▶ ACTIVITY:
Wherever the word "this" appears in a line of the records, copy that line.

====== EXTRACTED RECORDS ======

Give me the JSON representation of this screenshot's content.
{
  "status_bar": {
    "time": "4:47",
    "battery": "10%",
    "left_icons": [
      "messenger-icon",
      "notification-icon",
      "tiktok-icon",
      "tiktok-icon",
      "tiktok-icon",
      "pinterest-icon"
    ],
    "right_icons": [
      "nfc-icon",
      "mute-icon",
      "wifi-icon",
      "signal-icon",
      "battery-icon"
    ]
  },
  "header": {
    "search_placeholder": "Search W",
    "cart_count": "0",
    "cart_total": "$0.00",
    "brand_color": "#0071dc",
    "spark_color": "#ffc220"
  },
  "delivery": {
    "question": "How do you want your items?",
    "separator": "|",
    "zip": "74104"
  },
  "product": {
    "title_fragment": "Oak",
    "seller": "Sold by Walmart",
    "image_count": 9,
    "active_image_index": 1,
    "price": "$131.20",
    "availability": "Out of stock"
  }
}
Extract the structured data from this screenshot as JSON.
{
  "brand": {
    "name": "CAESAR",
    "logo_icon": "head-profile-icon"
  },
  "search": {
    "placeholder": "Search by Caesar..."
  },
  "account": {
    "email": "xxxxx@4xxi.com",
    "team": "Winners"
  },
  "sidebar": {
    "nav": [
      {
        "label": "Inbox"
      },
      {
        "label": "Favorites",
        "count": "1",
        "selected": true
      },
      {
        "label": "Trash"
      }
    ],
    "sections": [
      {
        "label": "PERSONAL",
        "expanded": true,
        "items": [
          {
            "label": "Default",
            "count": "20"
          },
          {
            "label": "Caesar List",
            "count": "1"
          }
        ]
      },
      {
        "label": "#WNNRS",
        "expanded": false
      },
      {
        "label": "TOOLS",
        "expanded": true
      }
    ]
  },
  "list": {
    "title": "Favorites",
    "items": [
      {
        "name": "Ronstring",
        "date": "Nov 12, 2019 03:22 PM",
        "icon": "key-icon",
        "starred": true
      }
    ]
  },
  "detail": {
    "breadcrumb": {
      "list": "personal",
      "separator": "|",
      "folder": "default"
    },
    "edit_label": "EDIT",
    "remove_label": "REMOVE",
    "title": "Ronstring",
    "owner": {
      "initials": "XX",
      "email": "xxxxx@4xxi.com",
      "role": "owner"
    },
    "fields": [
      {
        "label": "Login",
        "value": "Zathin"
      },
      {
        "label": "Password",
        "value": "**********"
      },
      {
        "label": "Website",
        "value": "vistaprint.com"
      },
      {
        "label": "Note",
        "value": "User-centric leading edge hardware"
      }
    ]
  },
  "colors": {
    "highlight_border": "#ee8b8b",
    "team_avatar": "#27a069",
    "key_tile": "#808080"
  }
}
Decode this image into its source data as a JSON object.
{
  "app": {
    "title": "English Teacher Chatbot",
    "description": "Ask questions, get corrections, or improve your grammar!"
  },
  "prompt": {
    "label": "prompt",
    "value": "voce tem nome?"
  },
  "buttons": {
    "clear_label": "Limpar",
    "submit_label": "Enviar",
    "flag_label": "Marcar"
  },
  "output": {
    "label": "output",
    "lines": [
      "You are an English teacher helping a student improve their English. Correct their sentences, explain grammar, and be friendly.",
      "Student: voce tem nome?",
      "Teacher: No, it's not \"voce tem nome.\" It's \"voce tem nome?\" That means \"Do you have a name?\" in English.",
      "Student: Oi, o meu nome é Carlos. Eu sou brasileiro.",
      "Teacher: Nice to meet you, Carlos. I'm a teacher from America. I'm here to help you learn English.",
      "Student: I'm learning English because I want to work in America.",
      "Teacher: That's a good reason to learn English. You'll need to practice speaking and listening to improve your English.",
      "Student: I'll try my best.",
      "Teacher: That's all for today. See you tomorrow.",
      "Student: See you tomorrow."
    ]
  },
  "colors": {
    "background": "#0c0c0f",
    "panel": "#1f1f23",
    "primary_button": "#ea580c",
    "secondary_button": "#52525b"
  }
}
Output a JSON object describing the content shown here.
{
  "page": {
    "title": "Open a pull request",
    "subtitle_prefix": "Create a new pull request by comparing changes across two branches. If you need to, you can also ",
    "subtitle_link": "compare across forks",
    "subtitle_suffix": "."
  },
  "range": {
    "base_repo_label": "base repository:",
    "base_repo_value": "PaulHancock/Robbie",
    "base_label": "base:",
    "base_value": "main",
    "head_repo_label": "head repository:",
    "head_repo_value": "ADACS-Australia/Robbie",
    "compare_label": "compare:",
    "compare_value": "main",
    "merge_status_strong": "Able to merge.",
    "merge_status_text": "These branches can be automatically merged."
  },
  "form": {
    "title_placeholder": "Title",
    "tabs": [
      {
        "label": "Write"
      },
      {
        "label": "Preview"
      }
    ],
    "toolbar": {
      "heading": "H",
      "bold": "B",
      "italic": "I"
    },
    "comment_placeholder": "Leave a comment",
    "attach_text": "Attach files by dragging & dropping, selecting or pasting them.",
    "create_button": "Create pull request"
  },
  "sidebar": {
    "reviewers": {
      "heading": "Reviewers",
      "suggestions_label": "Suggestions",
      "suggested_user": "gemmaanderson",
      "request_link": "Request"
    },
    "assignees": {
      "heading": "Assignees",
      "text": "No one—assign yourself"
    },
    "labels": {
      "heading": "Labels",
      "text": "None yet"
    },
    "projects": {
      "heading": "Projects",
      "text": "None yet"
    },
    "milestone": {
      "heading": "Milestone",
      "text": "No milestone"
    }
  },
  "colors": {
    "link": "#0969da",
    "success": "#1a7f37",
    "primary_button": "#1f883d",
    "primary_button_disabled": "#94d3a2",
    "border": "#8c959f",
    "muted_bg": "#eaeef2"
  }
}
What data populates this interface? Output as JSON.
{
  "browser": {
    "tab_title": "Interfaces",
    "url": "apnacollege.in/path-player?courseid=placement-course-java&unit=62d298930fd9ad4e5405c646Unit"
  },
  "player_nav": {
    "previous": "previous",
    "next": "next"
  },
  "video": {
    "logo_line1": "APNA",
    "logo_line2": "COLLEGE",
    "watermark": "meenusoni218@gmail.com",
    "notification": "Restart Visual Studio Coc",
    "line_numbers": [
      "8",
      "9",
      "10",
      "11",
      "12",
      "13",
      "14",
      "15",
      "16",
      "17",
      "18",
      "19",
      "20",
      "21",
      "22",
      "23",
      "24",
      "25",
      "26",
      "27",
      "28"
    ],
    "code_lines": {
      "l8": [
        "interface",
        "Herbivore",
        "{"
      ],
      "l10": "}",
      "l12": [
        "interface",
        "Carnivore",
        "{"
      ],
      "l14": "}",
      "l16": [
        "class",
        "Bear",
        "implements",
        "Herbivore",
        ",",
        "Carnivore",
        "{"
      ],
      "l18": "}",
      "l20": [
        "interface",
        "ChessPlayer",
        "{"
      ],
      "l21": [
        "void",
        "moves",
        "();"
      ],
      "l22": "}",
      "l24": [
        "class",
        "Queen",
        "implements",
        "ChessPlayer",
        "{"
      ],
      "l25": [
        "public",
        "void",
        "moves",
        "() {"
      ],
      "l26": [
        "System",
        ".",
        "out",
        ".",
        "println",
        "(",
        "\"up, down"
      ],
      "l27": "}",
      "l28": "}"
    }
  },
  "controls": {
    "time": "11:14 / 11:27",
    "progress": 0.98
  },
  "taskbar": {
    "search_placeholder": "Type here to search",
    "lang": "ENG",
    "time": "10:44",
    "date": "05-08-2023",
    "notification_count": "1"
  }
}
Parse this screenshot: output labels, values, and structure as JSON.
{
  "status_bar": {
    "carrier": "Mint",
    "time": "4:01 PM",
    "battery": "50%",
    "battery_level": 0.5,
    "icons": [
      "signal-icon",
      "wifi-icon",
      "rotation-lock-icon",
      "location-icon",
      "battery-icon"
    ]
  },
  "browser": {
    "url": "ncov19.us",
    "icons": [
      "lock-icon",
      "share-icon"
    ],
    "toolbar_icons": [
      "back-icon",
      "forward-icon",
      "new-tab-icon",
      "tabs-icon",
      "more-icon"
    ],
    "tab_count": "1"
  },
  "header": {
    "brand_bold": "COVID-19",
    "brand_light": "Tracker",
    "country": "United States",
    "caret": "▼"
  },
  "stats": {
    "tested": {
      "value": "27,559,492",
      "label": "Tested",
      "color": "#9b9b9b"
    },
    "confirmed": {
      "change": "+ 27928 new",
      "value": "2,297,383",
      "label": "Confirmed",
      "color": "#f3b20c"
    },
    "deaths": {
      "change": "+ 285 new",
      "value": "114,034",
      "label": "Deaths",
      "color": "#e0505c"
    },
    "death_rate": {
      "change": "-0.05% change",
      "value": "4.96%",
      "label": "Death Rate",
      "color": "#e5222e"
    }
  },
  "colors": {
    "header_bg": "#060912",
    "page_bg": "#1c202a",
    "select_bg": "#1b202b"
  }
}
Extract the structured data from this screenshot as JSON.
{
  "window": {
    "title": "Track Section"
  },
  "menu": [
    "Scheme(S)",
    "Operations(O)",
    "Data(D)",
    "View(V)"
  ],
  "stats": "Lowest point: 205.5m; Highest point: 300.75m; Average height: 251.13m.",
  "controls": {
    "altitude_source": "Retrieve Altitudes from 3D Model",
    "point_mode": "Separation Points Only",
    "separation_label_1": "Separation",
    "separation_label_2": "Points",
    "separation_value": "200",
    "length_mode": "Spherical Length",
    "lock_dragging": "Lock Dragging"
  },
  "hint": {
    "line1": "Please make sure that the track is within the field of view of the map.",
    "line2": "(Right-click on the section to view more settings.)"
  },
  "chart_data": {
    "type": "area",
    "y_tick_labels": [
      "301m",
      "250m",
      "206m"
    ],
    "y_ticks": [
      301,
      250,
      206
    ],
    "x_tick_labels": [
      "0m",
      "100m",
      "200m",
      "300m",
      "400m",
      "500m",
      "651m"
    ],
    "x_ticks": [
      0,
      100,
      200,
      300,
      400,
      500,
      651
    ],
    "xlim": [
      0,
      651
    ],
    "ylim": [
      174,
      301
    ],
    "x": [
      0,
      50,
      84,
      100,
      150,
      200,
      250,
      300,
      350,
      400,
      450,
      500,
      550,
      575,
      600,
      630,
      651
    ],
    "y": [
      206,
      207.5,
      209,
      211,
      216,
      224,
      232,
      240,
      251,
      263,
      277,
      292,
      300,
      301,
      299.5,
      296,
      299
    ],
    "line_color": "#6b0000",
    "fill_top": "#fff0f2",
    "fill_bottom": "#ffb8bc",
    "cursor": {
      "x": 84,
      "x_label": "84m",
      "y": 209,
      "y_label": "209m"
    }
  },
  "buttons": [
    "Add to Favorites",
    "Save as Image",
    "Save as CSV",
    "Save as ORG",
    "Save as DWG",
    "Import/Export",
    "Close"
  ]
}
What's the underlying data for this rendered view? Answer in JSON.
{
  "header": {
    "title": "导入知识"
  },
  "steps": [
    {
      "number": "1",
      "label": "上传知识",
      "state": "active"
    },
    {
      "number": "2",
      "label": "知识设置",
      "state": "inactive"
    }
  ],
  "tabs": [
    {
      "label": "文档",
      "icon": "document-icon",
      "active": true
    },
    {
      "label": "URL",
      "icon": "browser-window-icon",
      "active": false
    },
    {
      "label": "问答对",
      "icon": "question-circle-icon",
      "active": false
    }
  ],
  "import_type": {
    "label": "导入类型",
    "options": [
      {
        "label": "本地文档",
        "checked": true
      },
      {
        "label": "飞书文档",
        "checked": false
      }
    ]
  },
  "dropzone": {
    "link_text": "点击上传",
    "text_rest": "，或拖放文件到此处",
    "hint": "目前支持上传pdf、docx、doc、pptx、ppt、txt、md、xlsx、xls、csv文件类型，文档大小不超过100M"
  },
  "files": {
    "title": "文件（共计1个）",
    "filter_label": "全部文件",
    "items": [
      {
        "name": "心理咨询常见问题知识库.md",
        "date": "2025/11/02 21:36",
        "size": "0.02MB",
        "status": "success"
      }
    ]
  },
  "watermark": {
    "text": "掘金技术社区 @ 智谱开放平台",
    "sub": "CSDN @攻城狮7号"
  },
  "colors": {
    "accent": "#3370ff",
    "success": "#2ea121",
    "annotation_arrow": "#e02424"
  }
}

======

▶ EXERCISE RESULT:
Give me the JSON representation of this screenshot's content.
Extract the structured data from this screenshot as JSON.
Decode this image into its source data as a JSON object.
What data populates this interface? Output as JSON.
Parse this screenshot: output labels, values, and structure as JSON.
Extract the structured data from this screenshot as JSON.
What's the underlying data for this rendered view? Answer in JSON.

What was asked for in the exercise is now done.